What if your plastic shopping bag or the ring pull tab from your Coke can could help pay for a child’s education?

Recycle for a Cause, a campaign launched in the UAE, allows for just that kind of wonder—turning your trash into treasure.

How so?

Plastic bags and ring pull tabs collected from the community are sent to the Philippines and used to create and sell high quality merchandise as a source of livelihood for Filipino families in poverty.

The Recycle for a Cause campaign has been launched by Abu Dhabi Cause Connect (ADCC) in support of the Philippine Community Fund (PFC), which helps to provide shelter, food and education for children who are rescued from living on dump sites. PCF is a UK registered charity that works to free Filipino children and their families from the effects of poverty. The Recycle for a Cause product line alone provides employment for over Read more…

Krochet Kids: Knitting the Fabric of a Society

Quick question: “When you buy a winter hat, where does your money go?”

Hold on to that thought and feast on the countless possibilities while you read on.

Winter is coming.

You can just tell by breathing in the morning air. And I guess I am lucky enough to be able to say that, living in St. John’s, Newfoundland, by far one of the cleanest cities in Canada. Along with winter comes the obvious shift in fashion. Out with the shorts and in with the jackets. The bandanas make way for scarves and toques.

Speaking of which…

I reached into my closet and pulled out my hat bin. You see, I’m a cap/hat/toque lover. (For those of you who think I’m talking gibberish when I keep saying the word ‘toque’, a toque is the Canadian equivalent of a knit winter hat. A beanie if you may.)

As I pulled out the storied heroes of past winters Read more…

empowHer: Hope Through Empowerment

Nigeria is often a country that creates news because of its vast oil fields.  There have been countless negative effects from being one of the world’s largest oil producers.  Few Nigerians actually reap the benefits from being such an oil rich country while limitless violence and corruption haunts the Niger delta.

Last year I met Brittany Atchison in Rwanda.  After our human rights delegation in Kigali, she was going to Nigeria for nine months. I knew that she was going to learn and gain immeasurable life experiences but I didn’t know what a powerful impact she would have on the north-eastern community of Jalingo.
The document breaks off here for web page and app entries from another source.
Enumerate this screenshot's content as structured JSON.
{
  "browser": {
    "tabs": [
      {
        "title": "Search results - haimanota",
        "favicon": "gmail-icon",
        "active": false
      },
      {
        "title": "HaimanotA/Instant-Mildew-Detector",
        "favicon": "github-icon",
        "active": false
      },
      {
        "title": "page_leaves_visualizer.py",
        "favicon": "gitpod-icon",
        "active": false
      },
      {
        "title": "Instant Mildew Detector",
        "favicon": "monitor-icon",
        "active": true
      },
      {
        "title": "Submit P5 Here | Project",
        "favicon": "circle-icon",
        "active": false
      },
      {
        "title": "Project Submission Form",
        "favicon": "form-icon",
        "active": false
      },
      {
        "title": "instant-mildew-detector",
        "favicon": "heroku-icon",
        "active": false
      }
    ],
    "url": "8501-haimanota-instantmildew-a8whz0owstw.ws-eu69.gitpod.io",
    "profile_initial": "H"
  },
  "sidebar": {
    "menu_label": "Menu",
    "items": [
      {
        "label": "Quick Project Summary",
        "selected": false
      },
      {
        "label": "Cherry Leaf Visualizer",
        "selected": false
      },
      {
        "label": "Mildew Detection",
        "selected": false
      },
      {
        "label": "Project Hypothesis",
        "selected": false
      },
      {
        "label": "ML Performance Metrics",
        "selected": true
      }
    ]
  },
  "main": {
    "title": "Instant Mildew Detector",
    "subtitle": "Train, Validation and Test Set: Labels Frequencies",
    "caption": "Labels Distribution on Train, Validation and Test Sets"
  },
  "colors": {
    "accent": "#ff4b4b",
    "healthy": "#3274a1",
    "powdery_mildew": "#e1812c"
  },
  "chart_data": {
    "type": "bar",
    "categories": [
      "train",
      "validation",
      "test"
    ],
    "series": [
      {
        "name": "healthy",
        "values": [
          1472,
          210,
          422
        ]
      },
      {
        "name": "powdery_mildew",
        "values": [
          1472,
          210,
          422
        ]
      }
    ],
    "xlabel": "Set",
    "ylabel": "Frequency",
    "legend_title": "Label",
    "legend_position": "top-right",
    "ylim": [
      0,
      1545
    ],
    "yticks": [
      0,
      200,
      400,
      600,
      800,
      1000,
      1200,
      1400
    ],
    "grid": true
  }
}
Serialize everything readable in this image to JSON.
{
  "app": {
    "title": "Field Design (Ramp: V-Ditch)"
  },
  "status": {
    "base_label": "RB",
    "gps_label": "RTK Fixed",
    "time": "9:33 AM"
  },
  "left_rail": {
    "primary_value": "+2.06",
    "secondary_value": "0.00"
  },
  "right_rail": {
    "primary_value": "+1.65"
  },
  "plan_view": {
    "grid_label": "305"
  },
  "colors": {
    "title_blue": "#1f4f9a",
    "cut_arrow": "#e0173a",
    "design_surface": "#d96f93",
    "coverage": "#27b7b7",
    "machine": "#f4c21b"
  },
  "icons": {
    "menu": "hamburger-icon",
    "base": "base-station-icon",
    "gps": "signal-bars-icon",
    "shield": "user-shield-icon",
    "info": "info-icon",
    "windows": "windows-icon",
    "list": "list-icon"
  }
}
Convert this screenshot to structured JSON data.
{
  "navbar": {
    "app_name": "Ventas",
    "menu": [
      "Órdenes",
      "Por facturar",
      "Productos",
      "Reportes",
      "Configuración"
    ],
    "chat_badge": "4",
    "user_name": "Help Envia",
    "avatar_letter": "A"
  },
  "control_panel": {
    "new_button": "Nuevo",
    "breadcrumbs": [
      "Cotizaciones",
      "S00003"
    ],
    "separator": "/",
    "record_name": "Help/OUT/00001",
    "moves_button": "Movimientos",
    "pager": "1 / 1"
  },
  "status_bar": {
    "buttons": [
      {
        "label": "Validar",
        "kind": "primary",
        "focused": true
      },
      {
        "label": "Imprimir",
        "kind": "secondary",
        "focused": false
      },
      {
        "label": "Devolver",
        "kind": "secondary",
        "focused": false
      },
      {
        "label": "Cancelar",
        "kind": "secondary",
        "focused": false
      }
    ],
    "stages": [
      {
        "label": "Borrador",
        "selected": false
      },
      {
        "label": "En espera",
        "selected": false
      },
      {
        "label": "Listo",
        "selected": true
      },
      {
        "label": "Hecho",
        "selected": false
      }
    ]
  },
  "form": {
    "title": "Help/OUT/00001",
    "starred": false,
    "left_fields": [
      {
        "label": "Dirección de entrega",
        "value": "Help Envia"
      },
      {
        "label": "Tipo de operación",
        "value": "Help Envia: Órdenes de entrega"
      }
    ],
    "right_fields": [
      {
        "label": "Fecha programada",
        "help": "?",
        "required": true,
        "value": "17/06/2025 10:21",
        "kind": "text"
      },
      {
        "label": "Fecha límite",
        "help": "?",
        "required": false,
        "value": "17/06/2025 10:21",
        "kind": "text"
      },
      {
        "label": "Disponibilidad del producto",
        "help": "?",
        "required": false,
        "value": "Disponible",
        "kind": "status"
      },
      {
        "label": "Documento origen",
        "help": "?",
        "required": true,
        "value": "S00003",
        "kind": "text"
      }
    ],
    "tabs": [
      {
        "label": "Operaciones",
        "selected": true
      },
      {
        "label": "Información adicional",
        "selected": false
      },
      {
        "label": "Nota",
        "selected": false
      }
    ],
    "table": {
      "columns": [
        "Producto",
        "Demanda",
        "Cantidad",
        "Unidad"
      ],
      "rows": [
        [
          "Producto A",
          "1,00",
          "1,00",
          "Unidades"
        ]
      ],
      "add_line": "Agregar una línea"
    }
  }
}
Brittany and her Nigerian counterparts, Hannatu Robinson and Yusuf Jatutu, with the assistance of a 20 year partnership between the Iowa United Methodist Church and the United Methodist Church of Nigeria, started EmpowHER – a microfinance initiative that supports women to start their own businesses.

A little hope Read more…

Drishtee: Impacting Rural Societies Economically

According to several socioeconomic observations made by C.K. Prahalad and Stuart L. Hart, the real fortune for governments and companies to develop their services and products and to expand their prevalent businesses is at the bottom of the pyramid. But think about it – any big MNC would ponder twice before releasing a product for these ‘aspiring poor’, for the very reason that there is market uncertainty (because of the fluctuating wages of the poor).

Where’s the Growth?

Post-Cold War, what really happened is that the MNCs concluded through GDP, import and export trends that the emerging markets were China, India, Latin America, Soviet Union and their allies. They went ahead with the loaded idea that the middle-class consumers in these developing countries are the primary sources of business-return gold and market expansion. Of course, it was only obvious to think so, as the rich in the developed countries were only a Read more…